App and web page records
• • • • •

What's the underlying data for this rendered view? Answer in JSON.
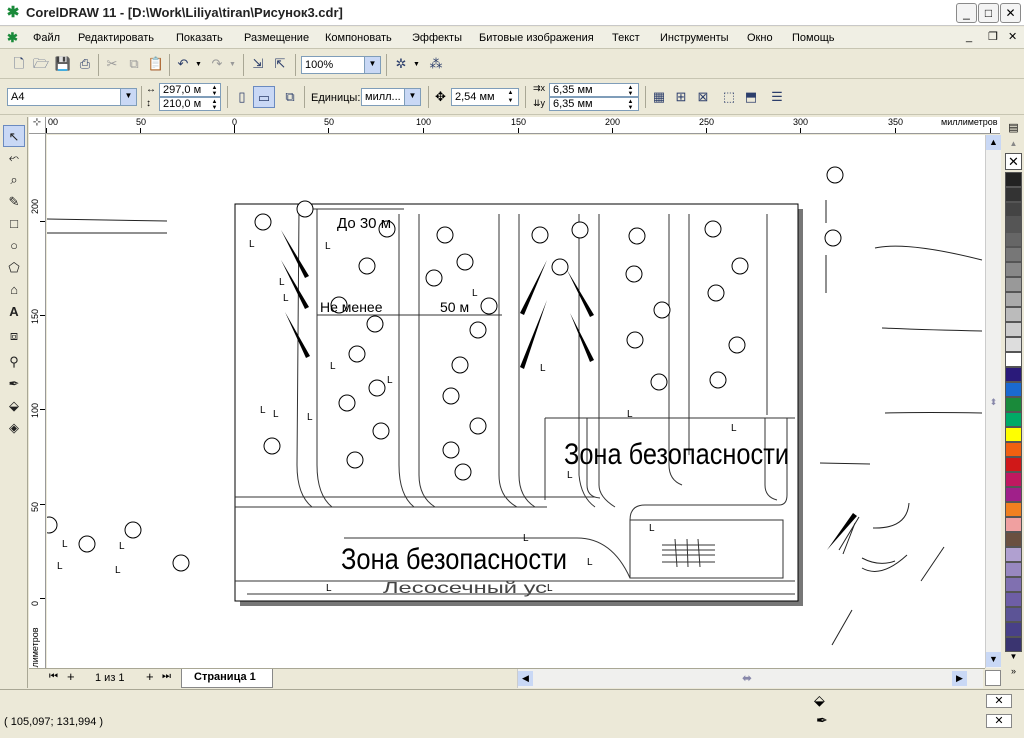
{
  "window": {
    "title": "CorelDRAW 11 - [D:\\Work\\Liliya\\tiran\\Рисунок3.cdr]",
    "buttons": {
      "minimize": "_",
      "maximize": "□",
      "close": "✕"
    }
  },
  "menu": {
    "items": [
      {
        "label": "Файл"
      },
      {
        "label": "Редактировать"
      },
      {
        "label": "Показать"
      },
      {
        "label": "Размещение"
      },
      {
        "label": "Компоновать"
      },
      {
        "label": "Эффекты"
      },
      {
        "label": "Битовые изображения"
      },
      {
        "label": "Текст"
      },
      {
        "label": "Инструменты"
      },
      {
        "label": "Окно"
      },
      {
        "label": "Помощь"
      }
    ],
    "doc_buttons": {
      "minimize": "_",
      "restore": "❐",
      "close": "✕"
    }
  },
  "standard_toolbar": {
    "zoom": "100%"
  },
  "property_bar": {
    "page_size": "A4",
    "width": "297,0 м",
    "height": "210,0 м",
    "units_label": "Единицы:",
    "units_value": "милл...",
    "nudge": "2,54 мм",
    "dup_x": "6,35 мм",
    "dup_y": "6,35 мм"
  },
  "rulers": {
    "units": "миллиметров",
    "h_ticks": [
      "00",
      "50",
      "0",
      "50",
      "100",
      "150",
      "200",
      "250",
      "300",
      "350"
    ],
    "v_ticks": [
      "200",
      "150",
      "100",
      "50",
      "0"
    ]
  },
  "drawing": {
    "label_up_to": "До 30 м",
    "label_not_less": "Не менее",
    "label_50": "50 м",
    "zone_upper": "Зона безопасности",
    "zone_lower": "Зона безопасности",
    "bottom_label": "Лесосечный ус"
  },
  "page_nav": {
    "counter": "1 из 1",
    "tab": "Страница 1"
  },
  "status": {
    "coords": "( 105,097; 131,994 )"
  },
  "palette": {
    "colors": [
      "#222222",
      "#333333",
      "#444444",
      "#555555",
      "#666666",
      "#777777",
      "#888888",
      "#999999",
      "#aaaaaa",
      "#bbbbbb",
      "#cccccc",
      "#dddddd",
      "#ffffff",
      "#2a1a7a",
      "#1a6ad0",
      "#1a8a3a",
      "#00aa66",
      "#ffff00",
      "#f06010",
      "#d01818",
      "#c01860",
      "#a0208a",
      "#f08020",
      "#f0a0a0",
      "#6a5040",
      "#b0a0d0",
      "#9888c0",
      "#8070b0",
      "#6e5ea6",
      "#5c5496",
      "#484088",
      "#3a3470"
    ]
  }
}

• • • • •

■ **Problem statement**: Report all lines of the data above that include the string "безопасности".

■ **Problem solution**:
    "zone_upper": "Зона безопасности",
    "zone_lower": "Зона безопасности",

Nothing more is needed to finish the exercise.